_WORK ITEM_
Go through the records below and count every line containing "JSON". Reply with the count alone.
--- PROVIDED DATA ---
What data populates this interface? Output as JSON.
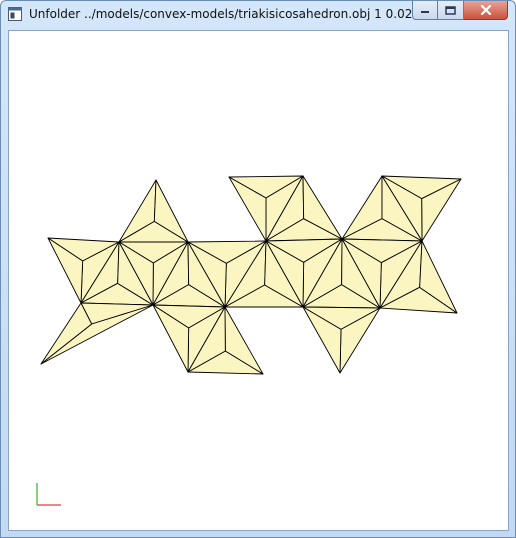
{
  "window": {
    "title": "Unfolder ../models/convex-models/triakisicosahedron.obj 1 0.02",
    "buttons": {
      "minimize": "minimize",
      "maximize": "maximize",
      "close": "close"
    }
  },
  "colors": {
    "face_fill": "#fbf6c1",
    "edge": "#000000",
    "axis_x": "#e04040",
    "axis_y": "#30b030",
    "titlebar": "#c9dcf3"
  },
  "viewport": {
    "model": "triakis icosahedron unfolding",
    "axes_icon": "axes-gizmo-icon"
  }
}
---
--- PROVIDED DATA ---
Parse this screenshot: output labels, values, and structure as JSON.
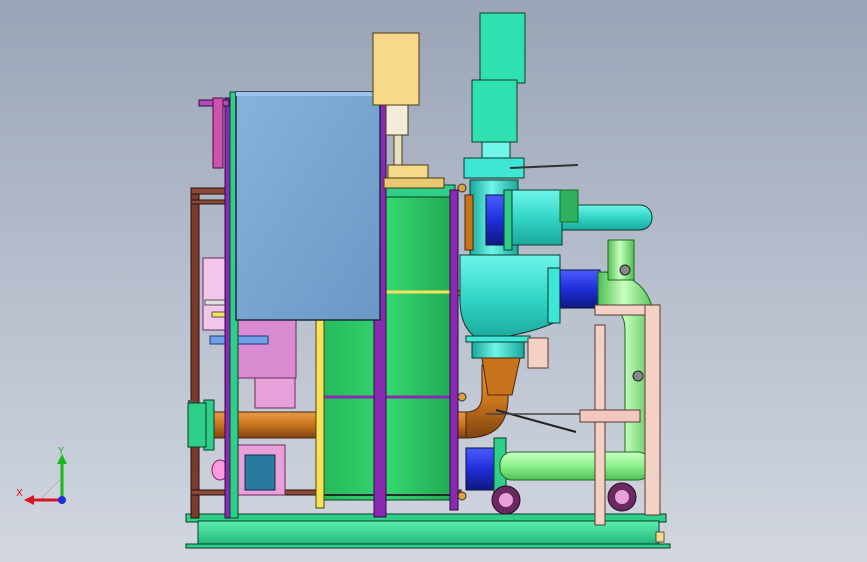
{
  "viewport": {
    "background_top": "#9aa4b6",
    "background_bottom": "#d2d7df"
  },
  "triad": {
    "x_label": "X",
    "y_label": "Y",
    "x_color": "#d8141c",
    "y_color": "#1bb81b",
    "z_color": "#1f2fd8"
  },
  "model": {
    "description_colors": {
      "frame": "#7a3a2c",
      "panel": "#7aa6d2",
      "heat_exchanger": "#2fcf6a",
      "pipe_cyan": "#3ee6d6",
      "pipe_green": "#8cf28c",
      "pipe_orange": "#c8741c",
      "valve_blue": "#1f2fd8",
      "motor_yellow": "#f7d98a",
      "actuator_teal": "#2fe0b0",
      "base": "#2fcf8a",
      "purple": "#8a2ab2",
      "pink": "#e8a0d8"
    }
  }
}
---
_YOUR SOLUTION_
2